## THE DATA
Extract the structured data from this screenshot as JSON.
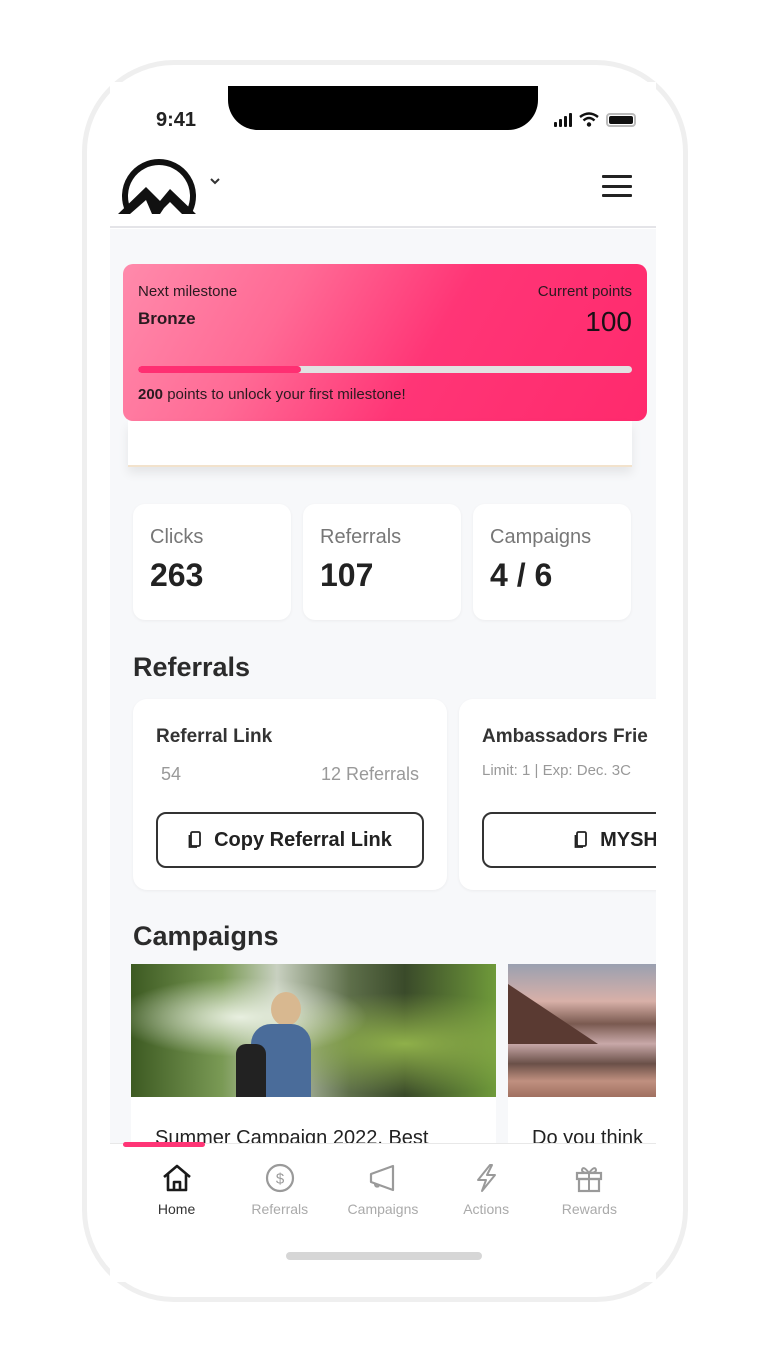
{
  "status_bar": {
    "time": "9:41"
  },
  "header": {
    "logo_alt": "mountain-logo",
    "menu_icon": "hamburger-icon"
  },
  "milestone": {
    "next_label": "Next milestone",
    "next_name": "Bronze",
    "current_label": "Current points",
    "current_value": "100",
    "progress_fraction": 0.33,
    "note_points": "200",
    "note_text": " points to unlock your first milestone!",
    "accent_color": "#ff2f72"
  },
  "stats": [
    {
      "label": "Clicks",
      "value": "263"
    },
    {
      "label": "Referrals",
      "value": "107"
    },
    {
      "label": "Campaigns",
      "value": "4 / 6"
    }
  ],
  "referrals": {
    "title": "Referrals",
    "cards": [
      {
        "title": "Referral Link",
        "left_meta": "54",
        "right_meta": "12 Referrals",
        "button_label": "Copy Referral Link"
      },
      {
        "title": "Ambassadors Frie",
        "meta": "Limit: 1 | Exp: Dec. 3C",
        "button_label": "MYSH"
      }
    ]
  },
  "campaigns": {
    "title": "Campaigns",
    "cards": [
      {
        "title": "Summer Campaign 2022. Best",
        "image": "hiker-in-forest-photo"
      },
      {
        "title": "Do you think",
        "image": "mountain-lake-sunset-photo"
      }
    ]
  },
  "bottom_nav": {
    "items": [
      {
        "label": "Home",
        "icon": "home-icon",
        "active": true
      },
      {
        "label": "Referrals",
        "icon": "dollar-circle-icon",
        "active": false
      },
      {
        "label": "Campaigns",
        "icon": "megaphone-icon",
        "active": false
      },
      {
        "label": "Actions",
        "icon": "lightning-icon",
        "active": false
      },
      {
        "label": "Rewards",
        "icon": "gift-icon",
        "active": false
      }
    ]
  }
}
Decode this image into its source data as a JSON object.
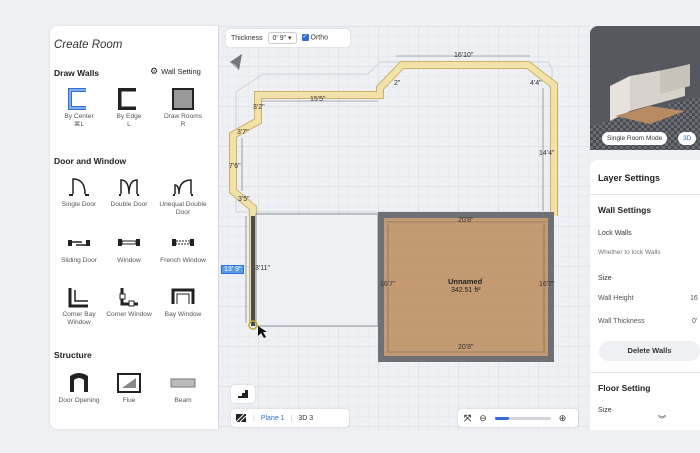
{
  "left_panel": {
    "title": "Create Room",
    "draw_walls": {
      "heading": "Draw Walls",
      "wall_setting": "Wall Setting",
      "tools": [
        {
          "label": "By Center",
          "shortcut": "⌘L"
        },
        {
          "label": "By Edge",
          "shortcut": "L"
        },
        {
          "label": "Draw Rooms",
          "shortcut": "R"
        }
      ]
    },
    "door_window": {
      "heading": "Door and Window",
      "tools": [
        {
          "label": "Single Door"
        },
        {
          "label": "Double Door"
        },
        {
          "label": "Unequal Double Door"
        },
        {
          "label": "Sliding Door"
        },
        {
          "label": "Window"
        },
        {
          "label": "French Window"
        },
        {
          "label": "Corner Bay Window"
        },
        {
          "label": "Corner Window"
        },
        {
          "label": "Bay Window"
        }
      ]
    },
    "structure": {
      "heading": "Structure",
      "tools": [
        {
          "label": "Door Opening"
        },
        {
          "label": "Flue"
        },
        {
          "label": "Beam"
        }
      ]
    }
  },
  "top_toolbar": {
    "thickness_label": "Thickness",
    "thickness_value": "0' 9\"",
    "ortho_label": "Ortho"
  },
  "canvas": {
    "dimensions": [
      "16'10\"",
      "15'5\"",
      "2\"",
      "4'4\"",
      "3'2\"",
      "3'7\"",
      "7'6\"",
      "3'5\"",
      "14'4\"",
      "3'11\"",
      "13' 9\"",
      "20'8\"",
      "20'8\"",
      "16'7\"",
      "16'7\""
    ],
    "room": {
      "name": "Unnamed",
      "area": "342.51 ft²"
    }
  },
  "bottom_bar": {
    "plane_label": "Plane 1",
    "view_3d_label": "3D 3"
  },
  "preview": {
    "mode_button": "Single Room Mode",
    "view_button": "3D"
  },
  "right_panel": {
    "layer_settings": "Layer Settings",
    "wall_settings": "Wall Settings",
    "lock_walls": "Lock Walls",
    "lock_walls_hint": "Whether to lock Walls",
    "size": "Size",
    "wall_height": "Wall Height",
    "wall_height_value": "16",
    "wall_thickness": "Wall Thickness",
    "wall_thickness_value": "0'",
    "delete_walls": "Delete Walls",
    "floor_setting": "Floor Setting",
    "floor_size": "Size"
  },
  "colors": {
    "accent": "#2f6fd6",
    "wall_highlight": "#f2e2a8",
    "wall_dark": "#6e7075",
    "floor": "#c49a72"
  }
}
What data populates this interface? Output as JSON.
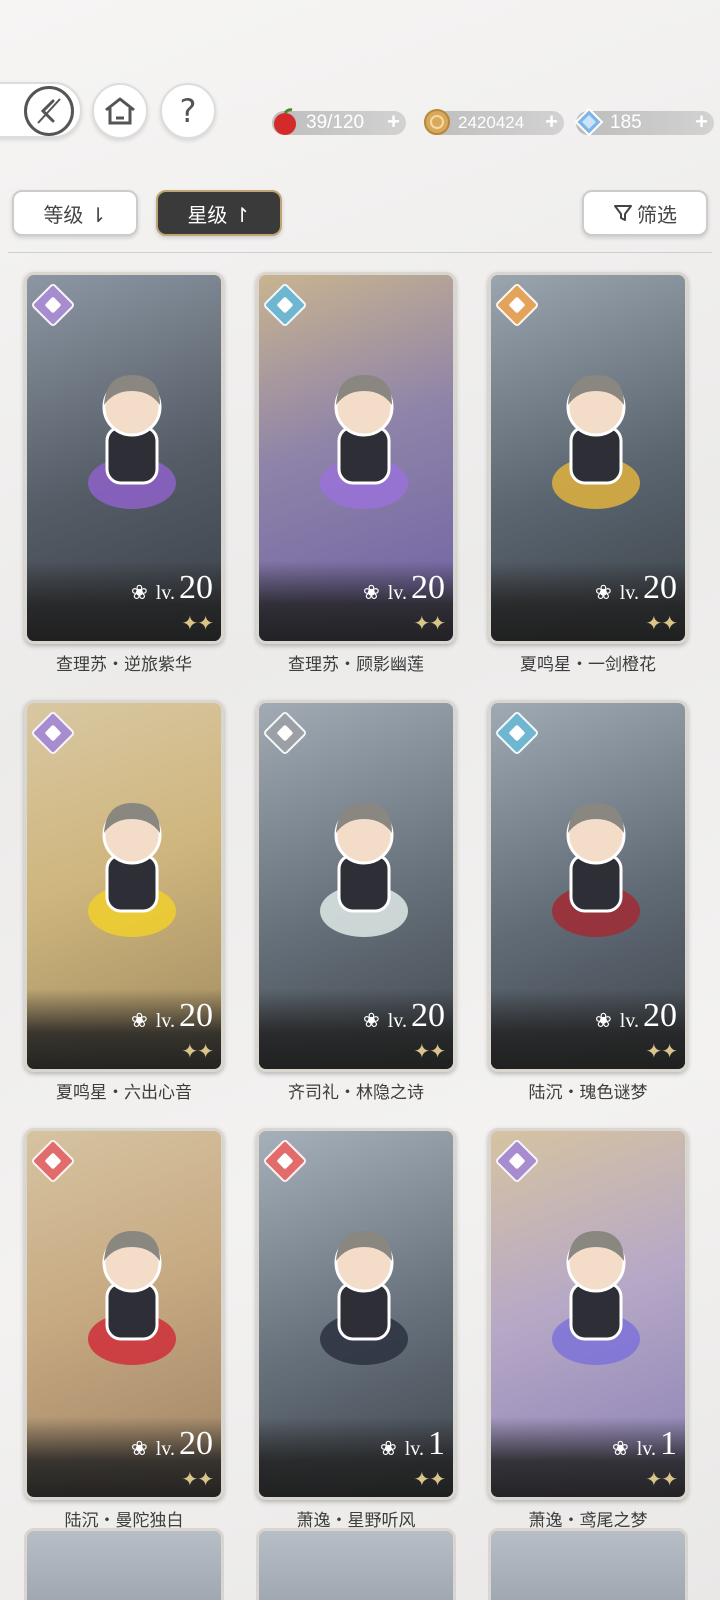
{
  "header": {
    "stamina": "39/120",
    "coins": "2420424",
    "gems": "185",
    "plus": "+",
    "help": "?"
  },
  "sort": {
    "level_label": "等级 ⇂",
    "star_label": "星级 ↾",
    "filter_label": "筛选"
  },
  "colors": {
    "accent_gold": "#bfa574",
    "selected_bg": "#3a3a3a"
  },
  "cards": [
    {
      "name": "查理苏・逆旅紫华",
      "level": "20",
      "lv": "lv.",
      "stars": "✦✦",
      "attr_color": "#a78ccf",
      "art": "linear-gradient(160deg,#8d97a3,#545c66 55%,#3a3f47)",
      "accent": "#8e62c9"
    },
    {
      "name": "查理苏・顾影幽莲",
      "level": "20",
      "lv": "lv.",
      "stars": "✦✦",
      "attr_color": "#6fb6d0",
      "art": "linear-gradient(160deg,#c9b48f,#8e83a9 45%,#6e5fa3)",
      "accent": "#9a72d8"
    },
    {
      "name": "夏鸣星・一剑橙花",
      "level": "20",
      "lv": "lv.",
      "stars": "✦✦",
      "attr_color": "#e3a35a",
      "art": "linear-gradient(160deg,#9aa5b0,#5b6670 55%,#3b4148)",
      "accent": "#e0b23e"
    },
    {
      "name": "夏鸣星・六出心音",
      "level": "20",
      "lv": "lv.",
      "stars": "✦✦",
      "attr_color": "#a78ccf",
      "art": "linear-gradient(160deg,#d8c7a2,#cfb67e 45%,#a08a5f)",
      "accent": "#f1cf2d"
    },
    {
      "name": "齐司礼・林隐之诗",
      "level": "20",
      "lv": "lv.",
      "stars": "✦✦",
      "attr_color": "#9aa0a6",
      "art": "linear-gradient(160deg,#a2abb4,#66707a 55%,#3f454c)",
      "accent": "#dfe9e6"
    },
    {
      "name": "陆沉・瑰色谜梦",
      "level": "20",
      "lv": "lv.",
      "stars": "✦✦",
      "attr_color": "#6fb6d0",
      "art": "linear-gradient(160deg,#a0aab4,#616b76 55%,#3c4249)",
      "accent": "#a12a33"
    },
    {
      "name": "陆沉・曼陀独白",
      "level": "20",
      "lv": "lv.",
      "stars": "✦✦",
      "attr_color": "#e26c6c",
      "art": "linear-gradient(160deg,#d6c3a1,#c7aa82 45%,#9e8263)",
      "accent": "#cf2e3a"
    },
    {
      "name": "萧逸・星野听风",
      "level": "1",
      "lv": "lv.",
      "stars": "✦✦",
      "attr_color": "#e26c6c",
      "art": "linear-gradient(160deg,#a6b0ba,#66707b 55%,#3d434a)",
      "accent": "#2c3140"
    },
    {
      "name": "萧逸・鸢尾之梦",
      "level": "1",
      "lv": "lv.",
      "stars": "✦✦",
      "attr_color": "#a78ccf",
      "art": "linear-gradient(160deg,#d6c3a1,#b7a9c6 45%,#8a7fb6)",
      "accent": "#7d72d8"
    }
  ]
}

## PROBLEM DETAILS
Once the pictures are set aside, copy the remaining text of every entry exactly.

## TASK RESPONSE
Extract the structured data from this screenshot as JSON.
{
  "status_bar": {
    "time": "9:41"
  },
  "header": {
    "logo_alt": "mountain-logo",
    "menu_icon": "hamburger-icon"
  },
  "milestone": {
    "next_label": "Next milestone",
    "next_name": "Bronze",
    "current_label": "Current points",
    "current_value": "100",
    "progress_fraction": 0.33,
    "note_points": "200",
    "note_text": " points to unlock your first milestone!",
    "accent_color": "#ff2f72"
  },
  "stats": [
    {
      "label": "Clicks",
      "value": "263"
    },
    {
      "label": "Referrals",
      "value": "107"
    },
    {
      "label": "Campaigns",
      "value": "4 / 6"
    }
  ],
  "referrals": {
    "title": "Referrals",
    "cards": [
      {
        "title": "Referral Link",
        "left_meta": "54",
        "right_meta": "12 Referrals",
        "button_label": "Copy Referral Link"
      },
      {
        "title": "Ambassadors Frie",
        "meta": "Limit: 1 | Exp: Dec. 3C",
        "button_label": "MYSH"
      }
    ]
  },
  "campaigns": {
    "title": "Campaigns",
    "cards": [
      {
        "title": "Summer Campaign 2022. Best",
        "image": "hiker-in-forest-photo"
      },
      {
        "title": "Do you think",
        "image": "mountain-lake-sunset-photo"
      }
    ]
  },
  "bottom_nav": {
    "items": [
      {
        "label": "Home",
        "icon": "home-icon",
        "active": true
      },
      {
        "label": "Referrals",
        "icon": "dollar-circle-icon",
        "active": false
      },
      {
        "label": "Campaigns",
        "icon": "megaphone-icon",
        "active": false
      },
      {
        "label": "Actions",
        "icon": "lightning-icon",
        "active": false
      },
      {
        "label": "Rewards",
        "icon": "gift-icon",
        "active": false
      }
    ]
  }
}
Decode this image into its source data as a JSON object.
{
  "left_panel": {
    "title": "Create Room",
    "draw_walls": {
      "heading": "Draw Walls",
      "wall_setting": "Wall Setting",
      "tools": [
        {
          "label": "By Center",
          "shortcut": "⌘L"
        },
        {
          "label": "By Edge",
          "shortcut": "L"
        },
        {
          "label": "Draw Rooms",
          "shortcut": "R"
        }
      ]
    },
    "door_window": {
      "heading": "Door and Window",
      "tools": [
        {
          "label": "Single Door"
        },
        {
          "label": "Double Door"
        },
        {
          "label": "Unequal Double Door"
        },
        {
          "label": "Sliding Door"
        },
        {
          "label": "Window"
        },
        {
          "label": "French Window"
        },
        {
          "label": "Corner Bay Window"
        },
        {
          "label": "Corner Window"
        },
        {
          "label": "Bay Window"
        }
      ]
    },
    "structure": {
      "heading": "Structure",
      "tools": [
        {
          "label": "Door Opening"
        },
        {
          "label": "Flue"
        },
        {
          "label": "Beam"
        }
      ]
    }
  },
  "top_toolbar": {
    "thickness_label": "Thickness",
    "thickness_value": "0' 9\"",
    "ortho_label": "Ortho"
  },
  "canvas": {
    "dimensions": [
      "16'10\"",
      "15'5\"",
      "2\"",
      "4'4\"",
      "3'2\"",
      "3'7\"",
      "7'6\"",
      "3'5\"",
      "14'4\"",
      "3'11\"",
      "13' 9\"",
      "20'8\"",
      "20'8\"",
      "16'7\"",
      "16'7\""
    ],
    "room": {
      "name": "Unnamed",
      "area": "342.51 ft²"
    }
  },
  "bottom_bar": {
    "plane_label": "Plane 1",
    "view_3d_label": "3D 3"
  },
  "preview": {
    "mode_button": "Single Room Mode",
    "view_button": "3D"
  },
  "right_panel": {
    "layer_settings": "Layer Settings",
    "wall_settings": "Wall Settings",
    "lock_walls": "Lock Walls",
    "lock_walls_hint": "Whether to lock Walls",
    "size": "Size",
    "wall_height": "Wall Height",
    "wall_height_value": "16",
    "wall_thickness": "Wall Thickness",
    "wall_thickness_value": "0'",
    "delete_walls": "Delete Walls",
    "floor_setting": "Floor Setting",
    "floor_size": "Size"
  },
  "colors": {
    "accent": "#2f6fd6",
    "wall_highlight": "#f2e2a8",
    "wall_dark": "#6e7075",
    "floor": "#c49a72"
  }
}
What data populates this interface? Output as JSON.
{
  "header": {
    "stamina": "39/120",
    "coins": "2420424",
    "gems": "185",
    "plus": "+",
    "help": "?"
  },
  "sort": {
    "level_label": "等级 ⇂",
    "star_label": "星级 ↾",
    "filter_label": "筛选"
  },
  "colors": {
    "accent_gold": "#bfa574",
    "selected_bg": "#3a3a3a"
  },
  "cards": [
    {
      "name": "查理苏・逆旅紫华",
      "level": "20",
      "lv": "lv.",
      "stars": "✦✦",
      "attr_color": "#a78ccf",
      "art": "linear-gradient(160deg,#8d97a3,#545c66 55%,#3a3f47)",
      "accent": "#8e62c9"
    },
    {
      "name": "查理苏・顾影幽莲",
      "level": "20",
      "lv": "lv.",
      "stars": "✦✦",
      "attr_color": "#6fb6d0",
      "art": "linear-gradient(160deg,#c9b48f,#8e83a9 45%,#6e5fa3)",
      "accent": "#9a72d8"
    },
    {
      "name": "夏鸣星・一剑橙花",
      "level": "20",
      "lv": "lv.",
      "stars": "✦✦",
      "attr_color": "#e3a35a",
      "art": "linear-gradient(160deg,#9aa5b0,#5b6670 55%,#3b4148)",
      "accent": "#e0b23e"
    },
    {
      "name": "夏鸣星・六出心音",
      "level": "20",
      "lv": "lv.",
      "stars": "✦✦",
      "attr_color": "#a78ccf",
      "art": "linear-gradient(160deg,#d8c7a2,#cfb67e 45%,#a08a5f)",
      "accent": "#f1cf2d"
    },
    {
      "name": "齐司礼・林隐之诗",
      "level": "20",
      "lv": "lv.",
      "stars": "✦✦",
      "attr_color": "#9aa0a6",
      "art": "linear-gradient(160deg,#a2abb4,#66707a 55%,#3f454c)",
      "accent": "#dfe9e6"
    },
    {
      "name": "陆沉・瑰色谜梦",
      "level": "20",
      "lv": "lv.",
      "stars": "✦✦",
      "attr_color": "#6fb6d0",
      "art": "linear-gradient(160deg,#a0aab4,#616b76 55%,#3c4249)",
      "accent": "#a12a33"
    },
    {
      "name": "陆沉・曼陀独白",
      "level": "20",
      "lv": "lv.",
      "stars": "✦✦",
      "attr_color": "#e26c6c",
      "art": "linear-gradient(160deg,#d6c3a1,#c7aa82 45%,#9e8263)",
      "accent": "#cf2e3a"
    },
    {
      "name": "萧逸・星野听风",
      "level": "1",
      "lv": "lv.",
      "stars": "✦✦",
      "attr_color": "#e26c6c",
      "art": "linear-gradient(160deg,#a6b0ba,#66707b 55%,#3d434a)",
      "accent": "#2c3140"
    },
    {
      "name": "萧逸・鸢尾之梦",
      "level": "1",
      "lv": "lv.",
      "stars": "✦✦",
      "attr_color": "#a78ccf",
      "art": "linear-gradient(160deg,#d6c3a1,#b7a9c6 45%,#8a7fb6)",
      "accent": "#7d72d8"
    }
  ]
}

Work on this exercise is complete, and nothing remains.